Sibrina Collins, executive director of LTU’s Marburger STEM Center, spoke in a panel discussion focused on improving diversity in STEM (Science, Technology, Engineering, and Mathematics) occupations at the Technology in Motion (TIM) Detroit conference, an event showcasing advances in autonomous and connected vehicles. The event was held Sept. 6-8 at Cobo Center in Detroit.
The panel, entitled “Solving the STEM Talent Problem Through Diversity,” was moderated by Don Hutchinson, dean of engineering, manufacturing and industrial technologies at Oakland Community College. Other panelists were Seun Phillips, vice president of education and engagement at the Michigan Science Center; Chris Ciuca, director of pre-professional education for SAE International (Society of Automotive Engineers); Shannon Zuniga, director of the M-STEP Academies at the University of Michigan, and Angela Thompkins, head of diversity, inclusion, employee experience and talent acquisition for Consumers Energy.

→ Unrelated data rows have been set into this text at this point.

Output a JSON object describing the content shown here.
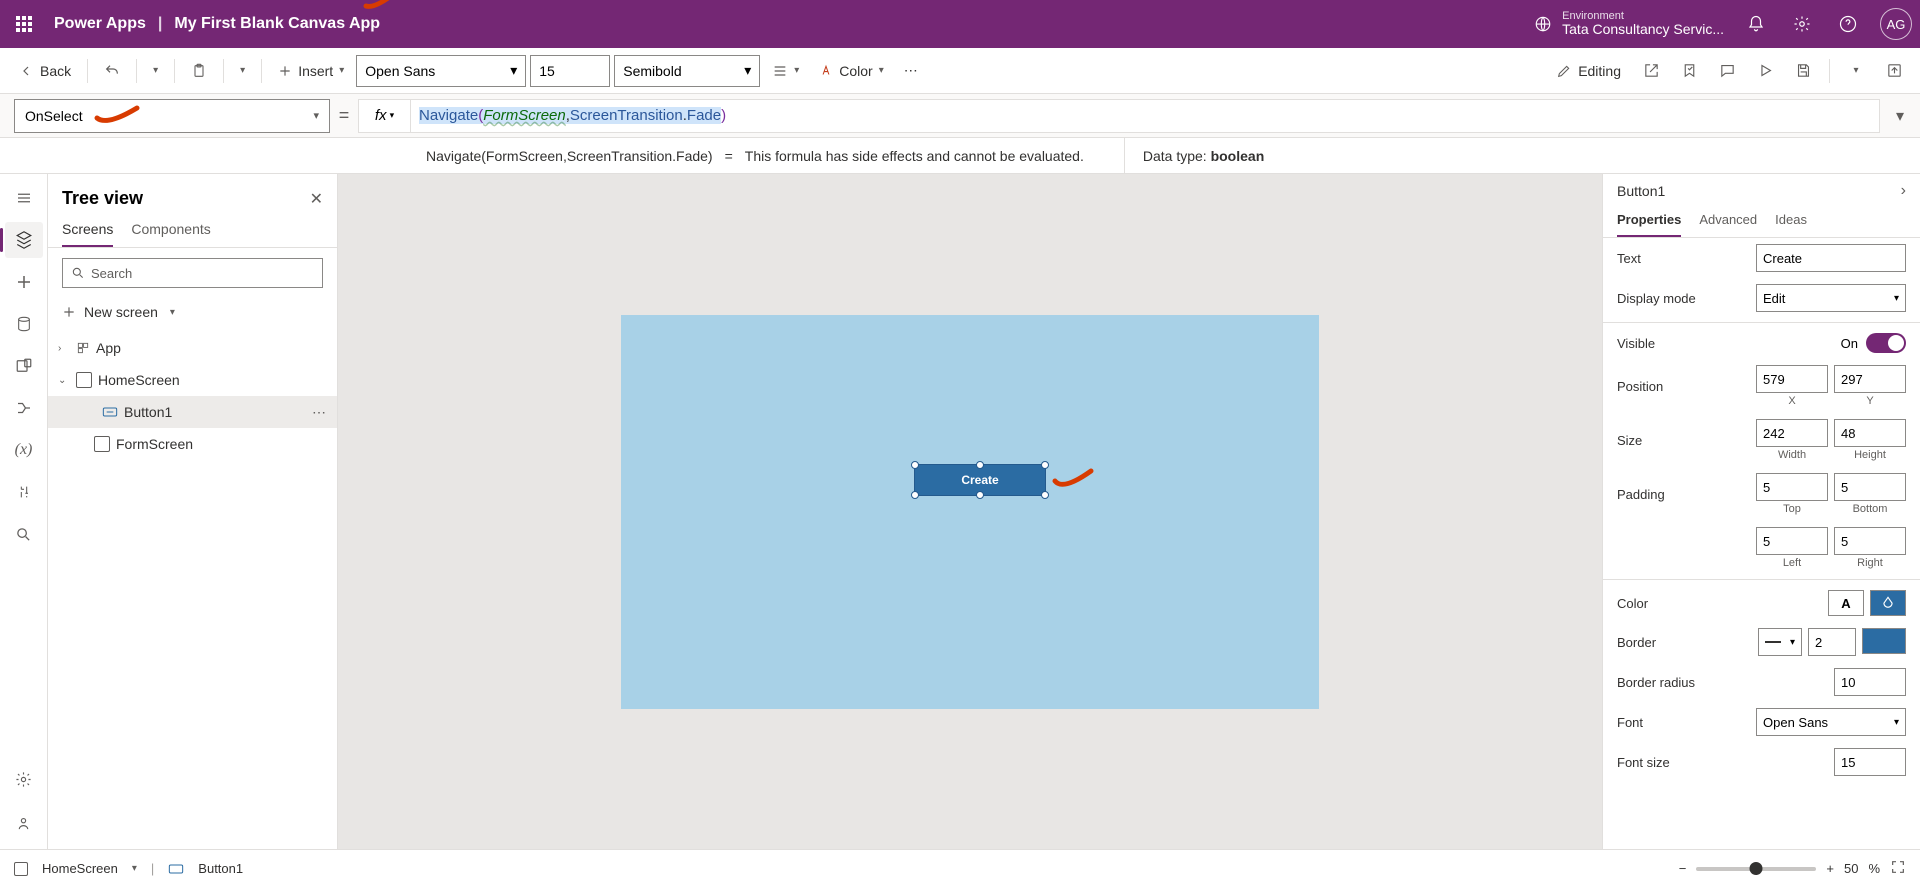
{
  "header": {
    "app_name": "Power Apps",
    "project_name": "My First Blank Canvas App",
    "env_label": "Environment",
    "env_name": "Tata Consultancy Servic...",
    "avatar_initials": "AG"
  },
  "cmdbar": {
    "back": "Back",
    "insert": "Insert",
    "font": "Open Sans",
    "size": "15",
    "weight": "Semibold",
    "color": "Color",
    "editing": "Editing"
  },
  "formula": {
    "property": "OnSelect",
    "fx": "fx",
    "tok_nav": "Navigate",
    "tok_arg": "FormScreen",
    "tok_enum1": "ScreenTransition",
    "tok_enum2": "Fade",
    "hint_expr": "Navigate(FormScreen,ScreenTransition.Fade)",
    "hint_eq": "=",
    "hint_msg": "This formula has side effects and cannot be evaluated.",
    "datatype_label": "Data type:",
    "datatype_value": "boolean"
  },
  "tree": {
    "title": "Tree view",
    "tab_screens": "Screens",
    "tab_components": "Components",
    "search_placeholder": "Search",
    "newscreen": "New screen",
    "app": "App",
    "home": "HomeScreen",
    "button": "Button1",
    "form": "FormScreen"
  },
  "canvas": {
    "button_text": "Create"
  },
  "props": {
    "control_name": "Button1",
    "tab_properties": "Properties",
    "tab_advanced": "Advanced",
    "tab_ideas": "Ideas",
    "text": "Text",
    "text_val": "Create",
    "displaymode": "Display mode",
    "displaymode_val": "Edit",
    "visible": "Visible",
    "visible_val": "On",
    "position": "Position",
    "pos_x": "579",
    "pos_y": "297",
    "sub_x": "X",
    "sub_y": "Y",
    "size": "Size",
    "size_w": "242",
    "size_h": "48",
    "sub_w": "Width",
    "sub_h": "Height",
    "padding": "Padding",
    "pad_t": "5",
    "pad_b": "5",
    "pad_l": "5",
    "pad_r": "5",
    "sub_t": "Top",
    "sub_btm": "Bottom",
    "sub_l": "Left",
    "sub_r": "Right",
    "color": "Color",
    "border": "Border",
    "border_val": "2",
    "borderradius": "Border radius",
    "borderradius_val": "10",
    "font": "Font",
    "font_val": "Open Sans",
    "fontsize": "Font size",
    "fontsize_val": "15"
  },
  "status": {
    "screen": "HomeScreen",
    "control": "Button1",
    "zoom": "50",
    "pct": "%"
  },
  "colors": {
    "brand": "#742774",
    "accent": "#2b6ca3",
    "annotation": "#d83b01"
  }
}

Each of the panelists provided an overview of the ongoing programming efforts at their organizations and institutions to solve the STEM talent gap, specifically in Southeast Michigan. Collins’ remarks focused on the Blue Devil Scholars Program, also known as the Blue Devil Promise, an innovative partnership with the Detroit Public Schools Community District (DPSCD) to enhance STEAM (Science, Technology, Engineering, Architecture/Art, and Mathematics) education in DPSCD institutions. Collins said one of the challenges that limit diversity in the STEM fields is effectively engaging colleagues to support diversity and inclusion efforts. “You have to work with your colleagues who ‘get it’ first and make an impact,” Collins said. “Your other colleagues will eventually come on board and want to contribute and be a part of the effort.”

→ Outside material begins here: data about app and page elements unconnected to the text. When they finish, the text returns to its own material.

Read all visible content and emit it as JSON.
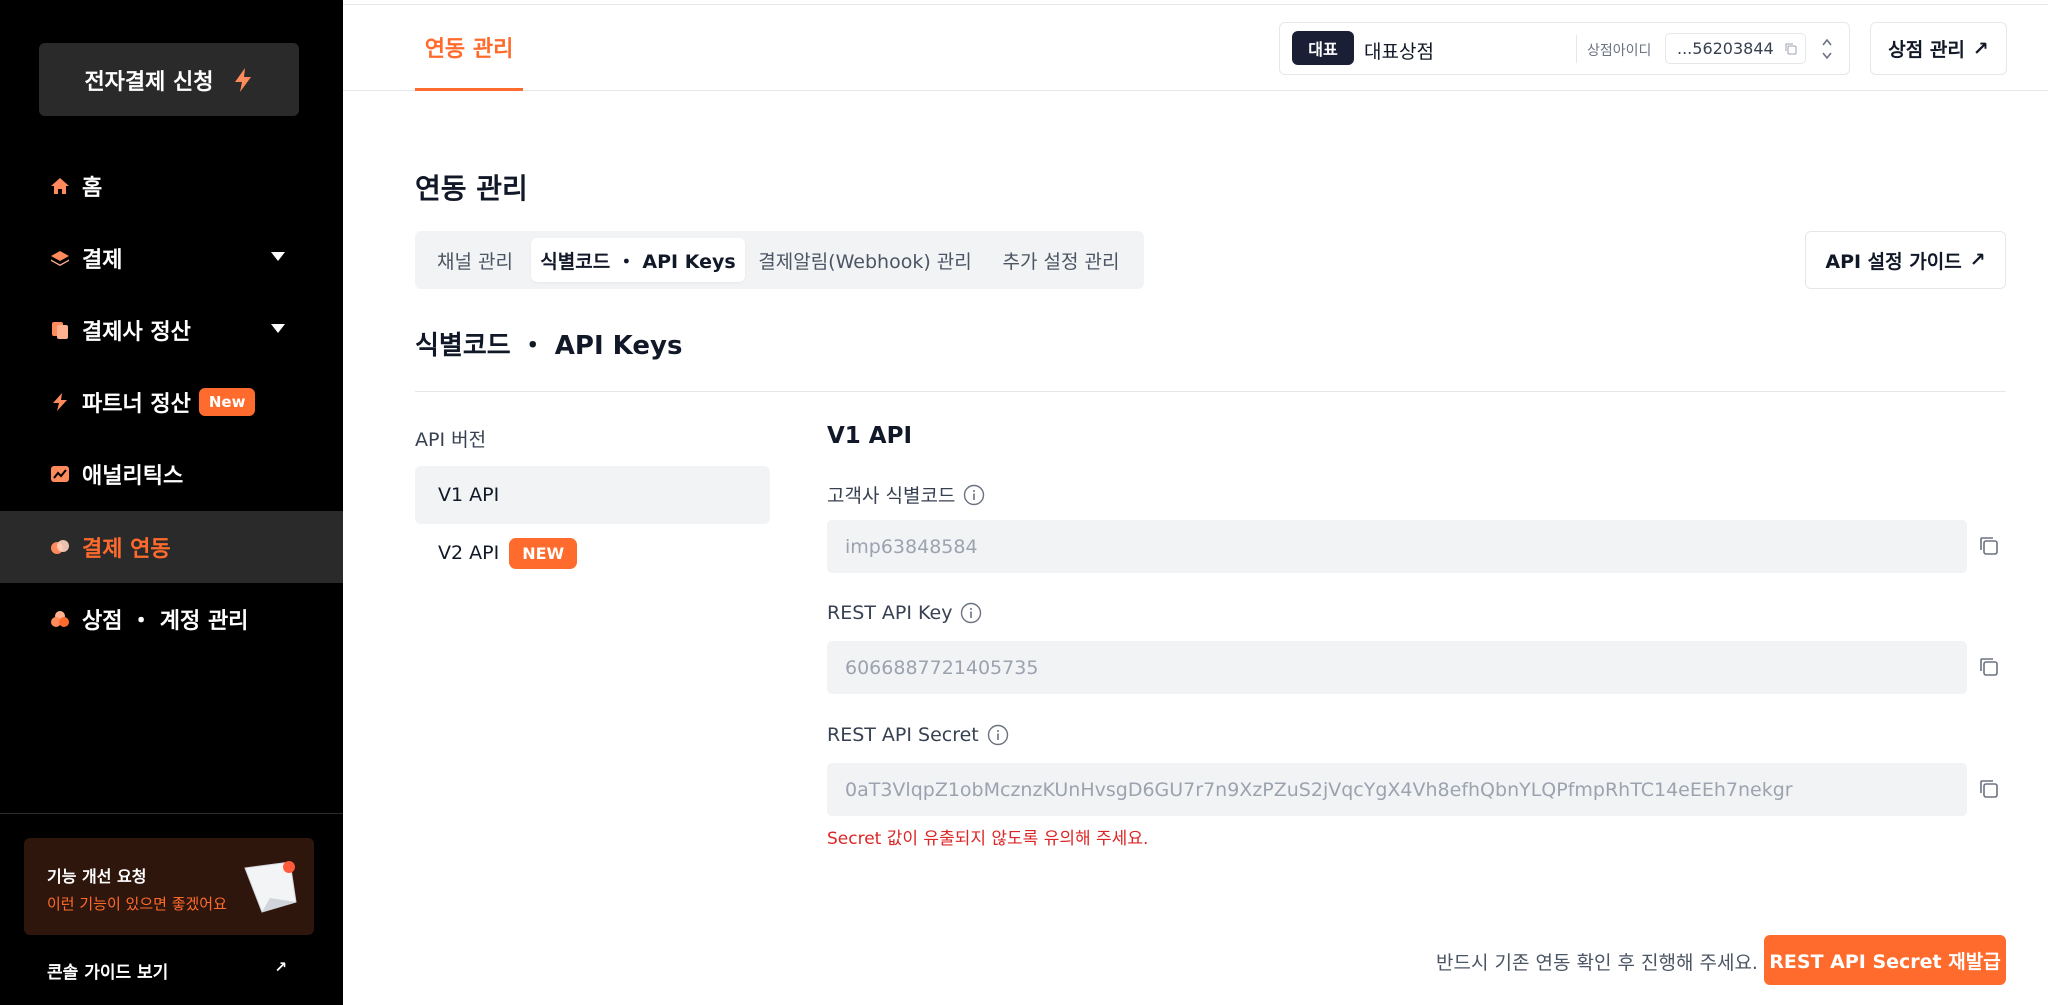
{
  "colors": {
    "accent": "#ff6b2c",
    "sidebar_bg": "#000000",
    "danger": "#dc2626"
  },
  "sidebar": {
    "apply_button": "전자결제 신청",
    "items": [
      {
        "label": "홈",
        "icon": "home-icon"
      },
      {
        "label": "결제",
        "icon": "layers-icon",
        "expandable": true
      },
      {
        "label": "결제사 정산",
        "icon": "documents-icon",
        "expandable": true
      },
      {
        "label": "파트너 정산",
        "icon": "bolt-icon",
        "badge": "New"
      },
      {
        "label": "애널리틱스",
        "icon": "chart-icon"
      },
      {
        "label": "결제 연동",
        "icon": "link-icon",
        "active": true
      },
      {
        "label": "상점 ・ 계정 관리",
        "icon": "store-icon"
      }
    ],
    "feedback": {
      "title": "기능 개선 요청",
      "subtitle": "이런 기능이 있으면 좋겠어요"
    },
    "guide_link": "콘솔 가이드 보기"
  },
  "topbar": {
    "tab": "연동 관리",
    "store": {
      "badge": "대표",
      "name": "대표상점",
      "id_label": "상점아이디",
      "id_value": "...56203844"
    },
    "store_manage": "상점 관리"
  },
  "main": {
    "title": "연동 관리",
    "tabs": [
      "채널 관리",
      "식별코드 ・ API Keys",
      "결제알림(Webhook) 관리",
      "추가 설정 관리"
    ],
    "api_guide": "API 설정 가이드",
    "section_title": "식별코드 ・ API Keys",
    "version_label": "API 버전",
    "versions": [
      {
        "label": "V1 API",
        "active": true
      },
      {
        "label": "V2 API",
        "badge": "NEW"
      }
    ],
    "v1": {
      "title": "V1 API",
      "fields": [
        {
          "label": "고객사 식별코드",
          "value": "imp63848584"
        },
        {
          "label": "REST API Key",
          "value": "6066887721405735"
        },
        {
          "label": "REST API Secret",
          "value": "0aT3VlqpZ1obMcznzKUnHvsgD6GU7r7n9XzPZuS2jVqcYgX4Vh8efhQbnYLQPfmpRhTC14eEEh7nekgr"
        }
      ],
      "warning": "Secret 값이 유출되지 않도록 유의해 주세요."
    },
    "footer_note": "반드시 기존 연동 확인 후 진행해 주세요.",
    "reissue_button": "REST API Secret 재발급"
  }
}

LTU’s new Autonomous Campus Transport (ACT) vehicle was also on full display in front of the Spirit of Detroit statue as part of the Detroit Moves and the TIM Conference in Detroit. C.J. Chung, LTU professor of mathematics and computer science, and LTU computer science students, Nicholas Paul and Mitchell Pleune developed the software for the ACT vehicle. “LTU’s ACT vehicle is a great tool and environment for our computer science students to learn about an innovative field that becomes a new industry,” Chung said. “Developing self-driving autonomous vehicles requires the development of an intelligent software system that senses environment, analyzes data, and controls the vehicle, with self-learning capabilities.”

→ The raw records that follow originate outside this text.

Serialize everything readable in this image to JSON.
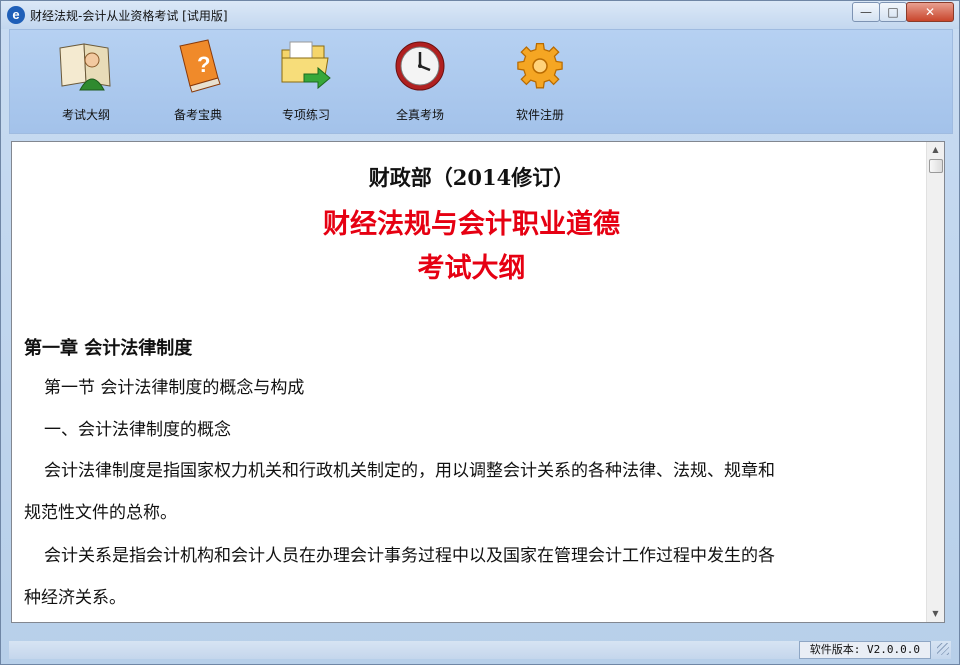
{
  "window": {
    "title": "财经法规-会计从业资格考试 [试用版]",
    "app_icon_letter": "e"
  },
  "titlebar_buttons": {
    "minimize": "—",
    "maximize": "□",
    "close": "✕"
  },
  "toolbar": {
    "items": [
      {
        "label": "考试大纲",
        "icon": "book-person-icon"
      },
      {
        "label": "备考宝典",
        "icon": "question-book-icon"
      },
      {
        "label": "专项练习",
        "icon": "folder-arrow-icon"
      },
      {
        "label": "全真考场",
        "icon": "clock-icon"
      },
      {
        "label": "软件注册",
        "icon": "gear-icon"
      }
    ]
  },
  "document": {
    "heading1": "财政部（2014修订）",
    "heading2": "财经法规与会计职业道德",
    "heading3": "考试大纲",
    "chapter": "第一章  会计法律制度",
    "section": "第一节  会计法律制度的概念与构成",
    "subsection": "一、会计法律制度的概念",
    "para1_line1": "会计法律制度是指国家权力机关和行政机关制定的，用以调整会计关系的各种法律、法规、规章和",
    "para1_line2": "规范性文件的总称。",
    "para2_line1": "会计关系是指会计机构和会计人员在办理会计事务过程中以及国家在管理会计工作过程中发生的各",
    "para2_line2": "种经济关系。"
  },
  "status": {
    "version": "软件版本: V2.0.0.0"
  },
  "colors": {
    "accent_red": "#e60012",
    "toolbar_blue": "#a3c2ea"
  }
}
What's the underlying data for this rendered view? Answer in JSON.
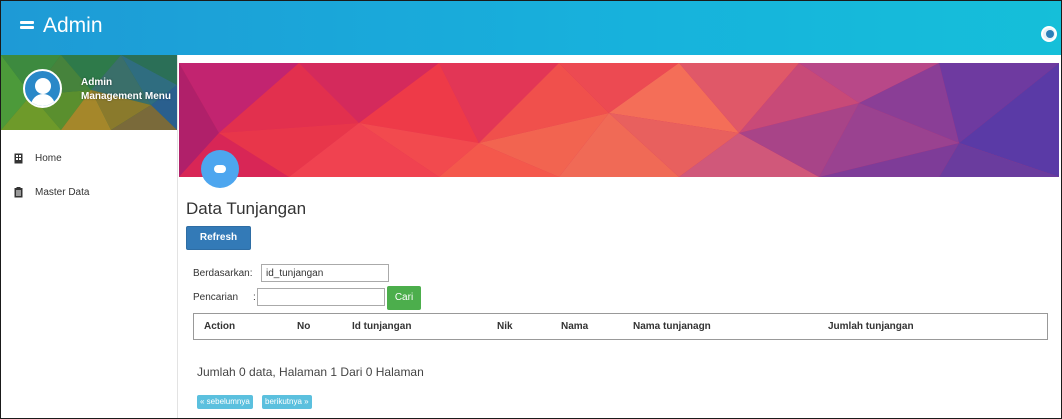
{
  "topbar": {
    "title": "Admin",
    "menu_icon": "menu-icon",
    "user_icon": "user-circle-icon"
  },
  "sidebar": {
    "profile": {
      "name": "Admin",
      "role": "Management Menu"
    },
    "items": [
      {
        "label": "Home",
        "icon": "building-icon"
      },
      {
        "label": "Master Data",
        "icon": "clipboard-icon"
      }
    ]
  },
  "main": {
    "title": "Data Tunjangan",
    "refresh_label": "Refresh",
    "filter": {
      "by_label": "Berdasarkan:",
      "by_value": "id_tunjangan",
      "search_label": "Pencarian",
      "search_value": "",
      "search_button": "Cari"
    },
    "table": {
      "columns": [
        "Action",
        "No",
        "Id tunjangan",
        "Nik",
        "Nama",
        "Nama tunjanagn",
        "Jumlah tunjangan"
      ],
      "rows": []
    },
    "summary": "Jumlah 0 data, Halaman 1 Dari 0 Halaman",
    "pagination": {
      "prev": "« sebelumnya",
      "next": "berikutnya »"
    }
  },
  "colors": {
    "topbar": "#1e9ad6",
    "primary_button": "#337ab7",
    "success_button": "#4cae4c",
    "info_button": "#5bc0de",
    "fab": "#4da6ef"
  }
}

The ACT is equipped with two webcams to detect traffic signs and a drivable pathway for the vehicle. In addition, the ACT vehicle also has a laser to detect obstacles in the pathway. Interested in learning more about LTU’s ACT? Visit the website address at the end of this video